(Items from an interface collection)
○ ○ ○ ○

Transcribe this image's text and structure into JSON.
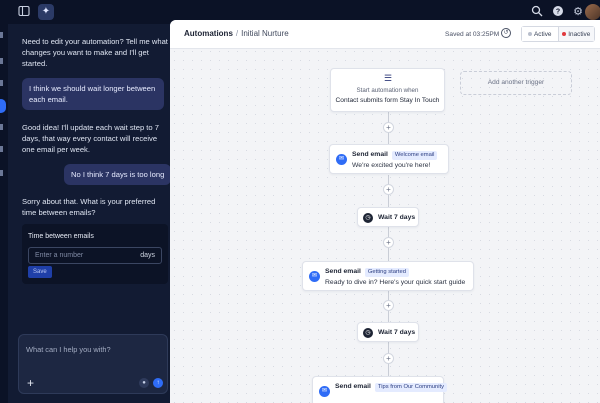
{
  "topbar": {
    "sidebar_toggle_icon": "sidebar-icon",
    "ai_icon": "sparkle-icon",
    "search_icon": "search-icon",
    "help_icon": "help-icon",
    "settings_icon": "gear-icon"
  },
  "chat": {
    "messages": [
      {
        "role": "assistant",
        "text": "Need to edit your automation? Tell me what changes you want to make and I'll get started."
      },
      {
        "role": "user",
        "text": "I think we should wait longer between each email."
      },
      {
        "role": "assistant",
        "text": "Good idea! I'll update each wait step to 7 days, that way every contact will receive one email per week."
      },
      {
        "role": "user",
        "text": "No I think 7 days is too long"
      },
      {
        "role": "assistant",
        "text": "Sorry about that. What is your preferred time between emails?"
      }
    ],
    "form": {
      "label": "Time between emails",
      "placeholder": "Enter a number",
      "unit": "days",
      "save_label": "Save"
    },
    "composer": {
      "placeholder": "What can I help you with?",
      "plus": "+",
      "mic_icon": "mic-icon",
      "send_icon": "send-icon"
    }
  },
  "header": {
    "breadcrumb_root": "Automations",
    "breadcrumb_sep": "/",
    "breadcrumb_current": "Initial Nurture",
    "saved_text": "Saved at 03:25PM",
    "active_label": "Active",
    "inactive_label": "Inactive",
    "colors": {
      "active": "#b9bfcc",
      "inactive": "#e0393e"
    }
  },
  "flow": {
    "trigger": {
      "title": "Start automation when",
      "description": "Contact submits form Stay In Touch"
    },
    "add_trigger_label": "Add another trigger",
    "steps": [
      {
        "type": "email",
        "title": "Send email",
        "tag": "Welcome email",
        "description": "We're excited you're here!"
      },
      {
        "type": "wait",
        "label": "Wait 7 days"
      },
      {
        "type": "email",
        "title": "Send email",
        "tag": "Getting started",
        "description": "Ready to dive in? Here's your quick start guide"
      },
      {
        "type": "wait",
        "label": "Wait 7 days"
      },
      {
        "type": "email",
        "title": "Send email",
        "tag": "Tips from Our Community",
        "description": ""
      }
    ],
    "accent": "#2f6cf6"
  }
}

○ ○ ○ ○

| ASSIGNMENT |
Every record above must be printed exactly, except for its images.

| COMPLETED EXERCISE |
Transcribe this image's text and structure into JSON.
{
  "topbar": {
    "sidebar_toggle_icon": "sidebar-icon",
    "ai_icon": "sparkle-icon",
    "search_icon": "search-icon",
    "help_icon": "help-icon",
    "settings_icon": "gear-icon"
  },
  "chat": {
    "messages": [
      {
        "role": "assistant",
        "text": "Need to edit your automation? Tell me what changes you want to make and I'll get started."
      },
      {
        "role": "user",
        "text": "I think we should wait longer between each email."
      },
      {
        "role": "assistant",
        "text": "Good idea! I'll update each wait step to 7 days, that way every contact will receive one email per week."
      },
      {
        "role": "user",
        "text": "No I think 7 days is too long"
      },
      {
        "role": "assistant",
        "text": "Sorry about that. What is your preferred time between emails?"
      }
    ],
    "form": {
      "label": "Time between emails",
      "placeholder": "Enter a number",
      "unit": "days",
      "save_label": "Save"
    },
    "composer": {
      "placeholder": "What can I help you with?",
      "plus": "+",
      "mic_icon": "mic-icon",
      "send_icon": "send-icon"
    }
  },
  "header": {
    "breadcrumb_root": "Automations",
    "breadcrumb_sep": "/",
    "breadcrumb_current": "Initial Nurture",
    "saved_text": "Saved at 03:25PM",
    "active_label": "Active",
    "inactive_label": "Inactive",
    "colors": {
      "active": "#b9bfcc",
      "inactive": "#e0393e"
    }
  },
  "flow": {
    "trigger": {
      "title": "Start automation when",
      "description": "Contact submits form Stay In Touch"
    },
    "add_trigger_label": "Add another trigger",
    "steps": [
      {
        "type": "email",
        "title": "Send email",
        "tag": "Welcome email",
        "description": "We're excited you're here!"
      },
      {
        "type": "wait",
        "label": "Wait 7 days"
      },
      {
        "type": "email",
        "title": "Send email",
        "tag": "Getting started",
        "description": "Ready to dive in? Here's your quick start guide"
      },
      {
        "type": "wait",
        "label": "Wait 7 days"
      },
      {
        "type": "email",
        "title": "Send email",
        "tag": "Tips from Our Community",
        "description": ""
      }
    ],
    "accent": "#2f6cf6"
  }
}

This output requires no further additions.